Hello there, I have bought some young fruit trees (types listed below) they are listed to grow to around 3-4m high/wide full size. What would happen if I grew them in large containers and pruned to keep them about 2m high/wide? I.e. not allow them to grow to their full size?
Apple on M26
Conference pear on quince A
Peach on Montclare
This is a question that @fruitnut can probably answer as well as anybody. Let’s see what he has to say.
I have some posts on miniature peaches vs regular peaches back in 2020 or 2021 back when I about first joined this community. I have trees and on standard rootstock and what happened was exactly what they said where it just dwarfs the tree naturally. Apples honestly don’t get that big on a semi dwarf rootstock so it may reach full size on that. Peaches don’t have a dwarfing rootstock anyway. Quince A is already more dwarfing rootstocks than other rootstocks (I find very few sell standard sized pears). I find containers are actually quite nice for growing fruit trees because they don’t need too much pruning at all to stay small. It also induces early fruit bearing. A standard sized Warren pear is fruiting in my pot first year. You just have to remember to fertilize the tree to keep the soil going. Of course a large pot is subjective. Most of my pots are 100 gallon grow bags with some 40 gallon, 60 gallon and 2 25 inch plastic pots from Home Depot. The 25 inch pots from Home Depot I only have the tree inside and would never plant anything else in them because one tree takes too much space. The 40 inch pots I have one plant planted in there that is a vine, things that don’t take much space like asparagus or a ground cover like a few strawberry. In the 100 gallon pots those are so massive I feel I can put a bush, ground cover on top and a tree in due to it’s size.
It is do-able. But, most things in life have a ‘learning curve’

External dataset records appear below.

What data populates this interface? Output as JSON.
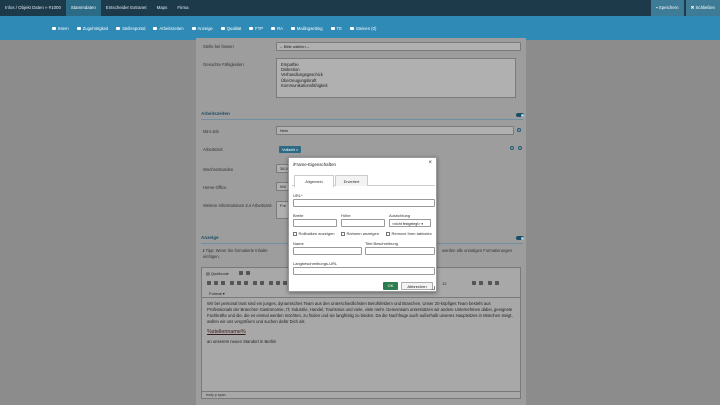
{
  "topbar": {
    "tabs": [
      "Infos / Objekt Daten » #1000",
      "Stammdaten",
      "Entscheider Extranet",
      "Maps",
      "Firma"
    ],
    "selected": 1,
    "save_label": "Speichern",
    "close_label": "Schließen"
  },
  "subbar": {
    "items": [
      "Intern",
      "Zugehörigkeit",
      "Stellenportal",
      "Arbeitszeiten",
      "Anzeige",
      "Qualität",
      "FTP",
      "RA",
      "Mailingsetting",
      "TE",
      "Steinen (0)"
    ]
  },
  "form": {
    "stelle_label": "Stelle bei fassen",
    "stelle_value": "-- Bitte wählen --",
    "faehigkeiten_label": "Gesuchte Fähigkeiten",
    "faehigkeiten": [
      "Empathie",
      "Diskretion",
      "Verhandlungsgeschick",
      "Überzeugungskraft",
      "Kommunikationsfähigkeit"
    ],
    "arbeitszeiten_section": "Arbeitszeiten",
    "minijob_label": "Mini-Job",
    "minijob_value": "Nein",
    "arbeitszeit_label": "Arbeitszeit",
    "arbeitszeit_tag": "Vollzeit",
    "wochenstunden_label": "Wochenstunden",
    "wochenstunden_value": "38,5",
    "homeoffice_label": "Home-Office",
    "homeoffice_value": "Wö",
    "weitere_label": "Weitere Informationen zur Arbeitszeit",
    "weitere_value": "Fre",
    "anzeige_section": "Anzeige",
    "anzeige_hint": "Tipp: Wenn Sie formatierte Inhalte",
    "anzeige_hint2": "einfügen.",
    "anzeige_side": "werden alle unnötigen Formatierungen"
  },
  "editor": {
    "quellcode": "Quellcode",
    "format": "Format",
    "fontsize": "12",
    "para1": "Wir bei personal trust sind ein junges, dynamisches Team aus den unterschiedlichsten Berufsfeldern und Branchen. Unser 20-köpfiges Team besteht aus Professionals der Branchen Gastronomie, IT, Industrie, Handel, Tourismus und viele, viele mehr. Gemeinsam unterstützen wir andere Unternehmen dabei, geeignete Fachkräfte und die, die es einmal werden möchten, zu finden und sie langfristig zu binden. Da die Nachfrage auch außerhalb unseres Hauptsitzes in München steigt, wollen wir uns vergrößern und suchen dafür Dich als",
    "placeholder": "%stellenname%",
    "para2": "an unserem neuen Standort in Berlin!",
    "footer": "body p span"
  },
  "modal": {
    "title": "iFrame-Eigenschaften",
    "tab_general": "Allgemein",
    "tab_advanced": "Erweitert",
    "url_label": "URL*",
    "breite_label": "Breite",
    "hoehe_label": "Höhe",
    "ausrichtung_label": "Ausrichtung",
    "ausrichtung_value": "<nicht festgelegt>",
    "cb_rollbalken": "Rollbalken anzeigen",
    "cb_rahmen": "Rahmen anzeigen",
    "cb_tabindex": "Remove from tabindex",
    "name_label": "Name",
    "titel_label": "Titel Beschreibung",
    "langbeschreibung_label": "Langbeschreibungs-URL",
    "ok_label": "OK",
    "cancel_label": "Abbrechen"
  },
  "colors": {
    "topbar": "#1d3a4b",
    "subbar": "#2f8ab6",
    "ok_button": "#2e7d4f"
  }
}
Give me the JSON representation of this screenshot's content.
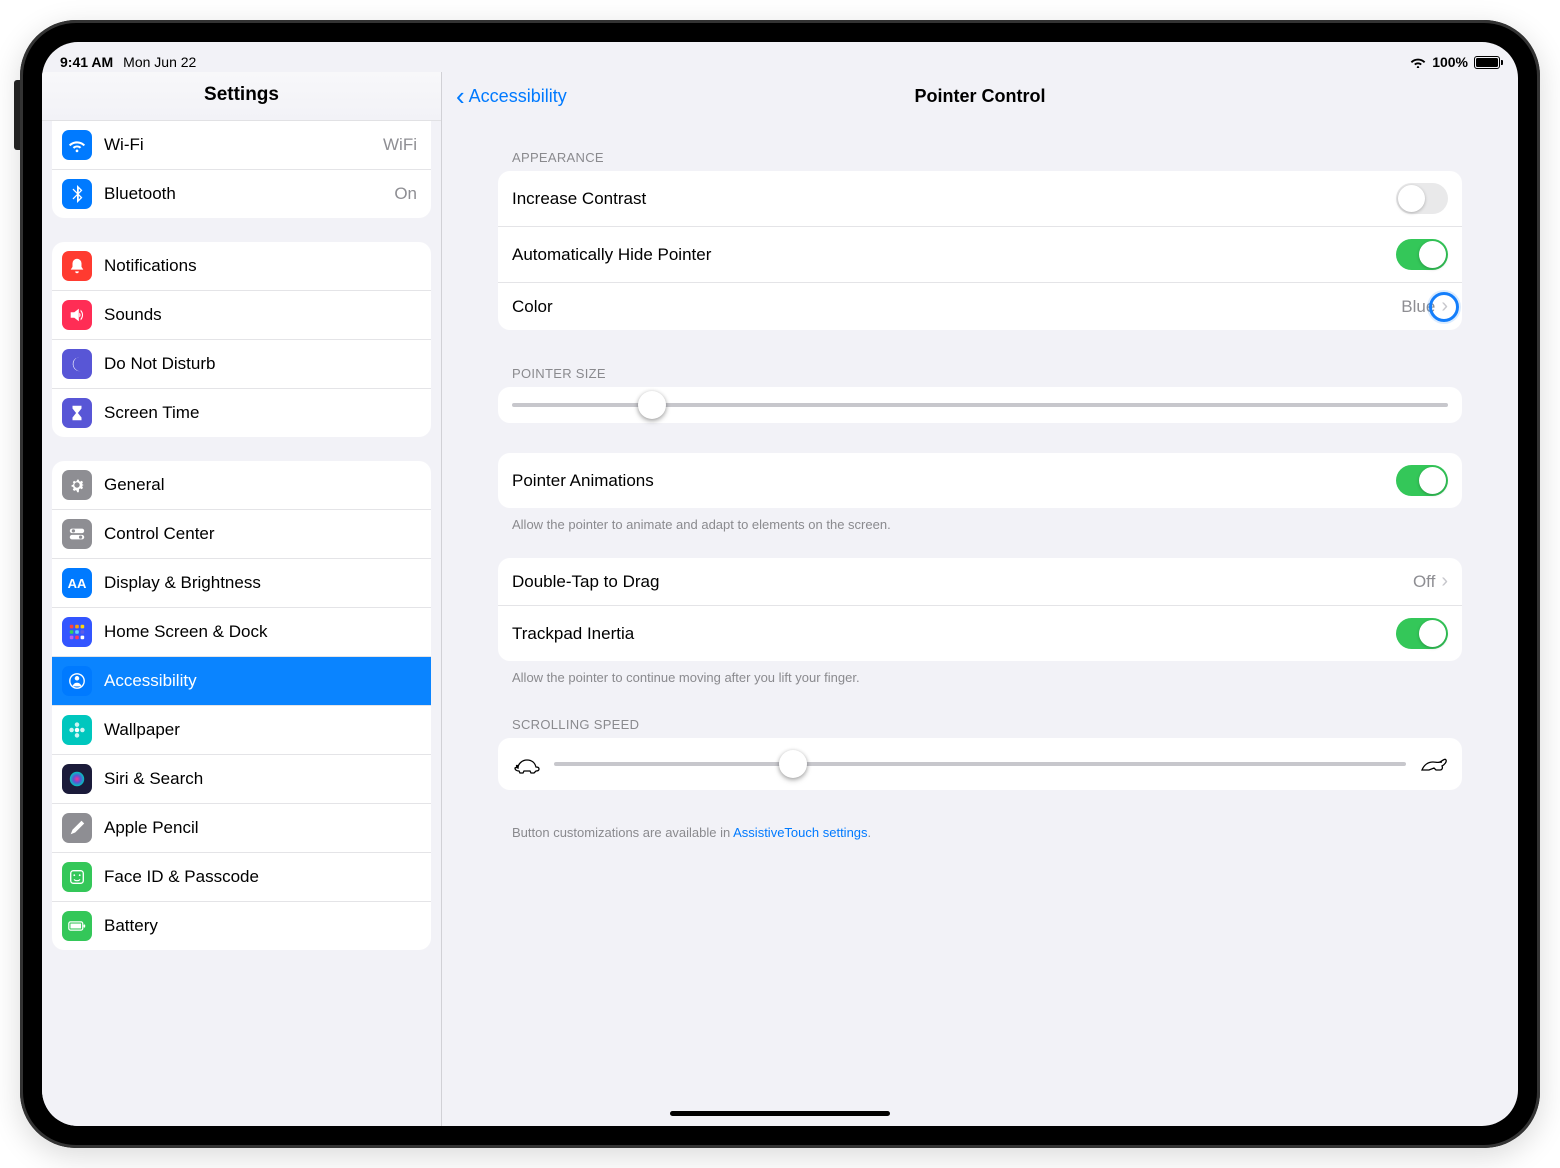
{
  "status": {
    "time": "9:41 AM",
    "date": "Mon Jun 22",
    "battery_pct": "100%"
  },
  "sidebar": {
    "title": "Settings",
    "group1": [
      {
        "label": "Wi-Fi",
        "value": "WiFi",
        "icon": "wifi",
        "bg": "#007aff"
      },
      {
        "label": "Bluetooth",
        "value": "On",
        "icon": "bluetooth",
        "bg": "#007aff"
      }
    ],
    "group2": [
      {
        "label": "Notifications",
        "icon": "bell",
        "bg": "#ff3b30"
      },
      {
        "label": "Sounds",
        "icon": "speaker",
        "bg": "#ff2d55"
      },
      {
        "label": "Do Not Disturb",
        "icon": "moon",
        "bg": "#5856d6"
      },
      {
        "label": "Screen Time",
        "icon": "hourglass",
        "bg": "#5856d6"
      }
    ],
    "group3": [
      {
        "label": "General",
        "icon": "gear",
        "bg": "#8e8e93"
      },
      {
        "label": "Control Center",
        "icon": "switches",
        "bg": "#8e8e93"
      },
      {
        "label": "Display & Brightness",
        "icon": "AA",
        "bg": "#007aff"
      },
      {
        "label": "Home Screen & Dock",
        "icon": "grid",
        "bg": "#3355ff"
      },
      {
        "label": "Accessibility",
        "icon": "person",
        "bg": "#007aff",
        "selected": true
      },
      {
        "label": "Wallpaper",
        "icon": "flower",
        "bg": "#00c7be"
      },
      {
        "label": "Siri & Search",
        "icon": "siri",
        "bg": "#1b1b3a"
      },
      {
        "label": "Apple Pencil",
        "icon": "pencil",
        "bg": "#8e8e93"
      },
      {
        "label": "Face ID & Passcode",
        "icon": "face",
        "bg": "#34c759"
      },
      {
        "label": "Battery",
        "icon": "battery",
        "bg": "#34c759"
      }
    ]
  },
  "detail": {
    "back_label": "Accessibility",
    "title": "Pointer Control",
    "appearance_header": "APPEARANCE",
    "increase_contrast": {
      "label": "Increase Contrast",
      "on": false
    },
    "auto_hide": {
      "label": "Automatically Hide Pointer",
      "on": true
    },
    "color": {
      "label": "Color",
      "value": "Blue"
    },
    "pointer_size_header": "POINTER SIZE",
    "pointer_size_value": 0.15,
    "pointer_animations": {
      "label": "Pointer Animations",
      "on": true
    },
    "pointer_animations_footnote": "Allow the pointer to animate and adapt to elements on the screen.",
    "double_tap": {
      "label": "Double-Tap to Drag",
      "value": "Off"
    },
    "trackpad_inertia": {
      "label": "Trackpad Inertia",
      "on": true
    },
    "inertia_footnote": "Allow the pointer to continue moving after you lift your finger.",
    "scrolling_header": "SCROLLING SPEED",
    "scrolling_value": 0.28,
    "button_note_prefix": "Button customizations are available in ",
    "button_note_link": "AssistiveTouch settings",
    "button_note_suffix": "."
  }
}
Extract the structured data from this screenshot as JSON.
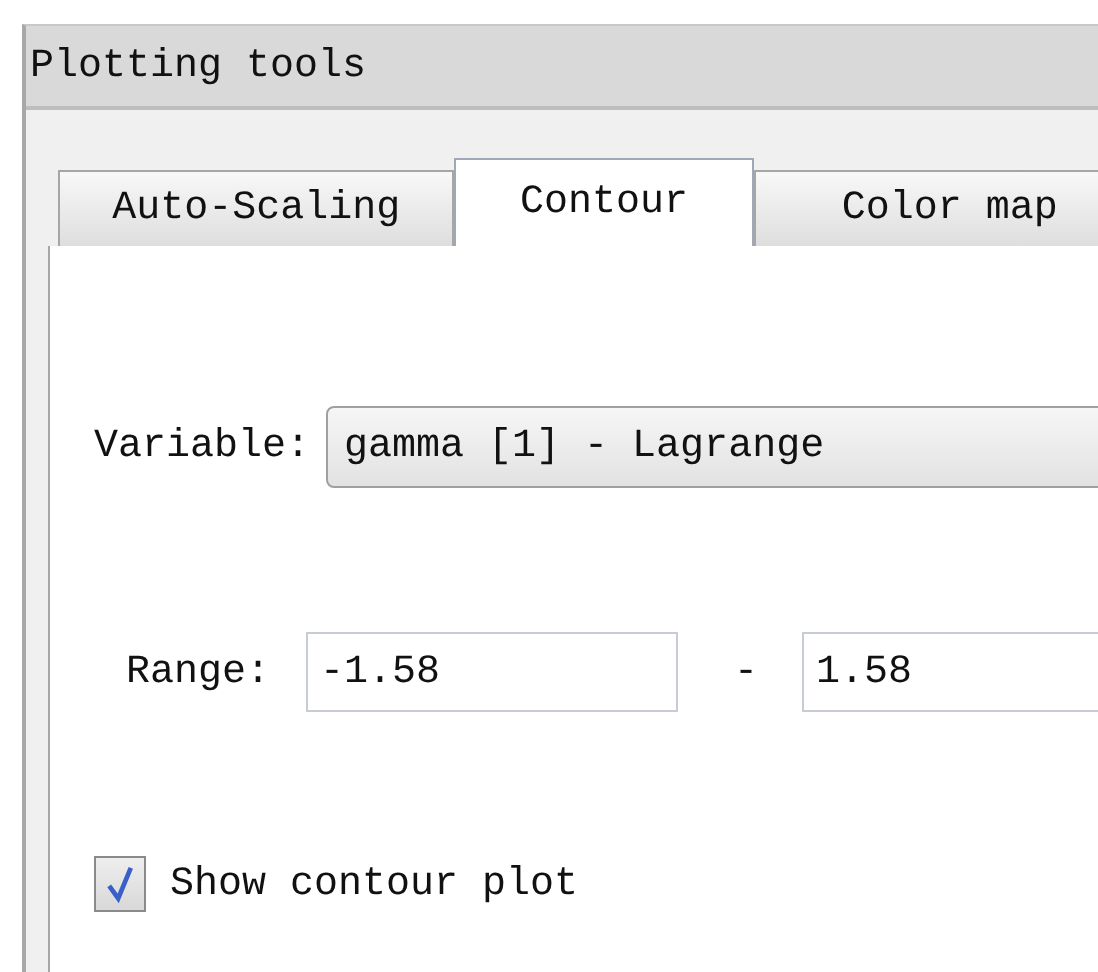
{
  "window": {
    "title": "Plotting tools"
  },
  "tabs": [
    {
      "label": "Auto-Scaling",
      "selected": false
    },
    {
      "label": "Contour",
      "selected": true
    },
    {
      "label": "Color map",
      "selected": false
    }
  ],
  "variable": {
    "label": "Variable:",
    "value": "gamma [1] - Lagrange"
  },
  "range": {
    "label": "Range:",
    "min": "-1.58",
    "separator": "-",
    "max": "1.58"
  },
  "show_contour": {
    "label": "Show contour plot",
    "checked": true
  }
}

You don’t need dwarf rootstocks for trees in pots. The pot does the dwarfing for you. In a 20-30 gal pot my trees were easily kept at 1.5 to 2m tall and wide. In fact after about 4-5 yrs in the pot vigor runs down to where the tree needs serious root pruning and top pruning to regain vigor.
The biggest down side is smaller fruit size. But more thinning might help that. Fruit quality is good.
Thank you everyone for these detailed responses, very much appreciated, I am excited to start growing now! I will post about how my experiment goes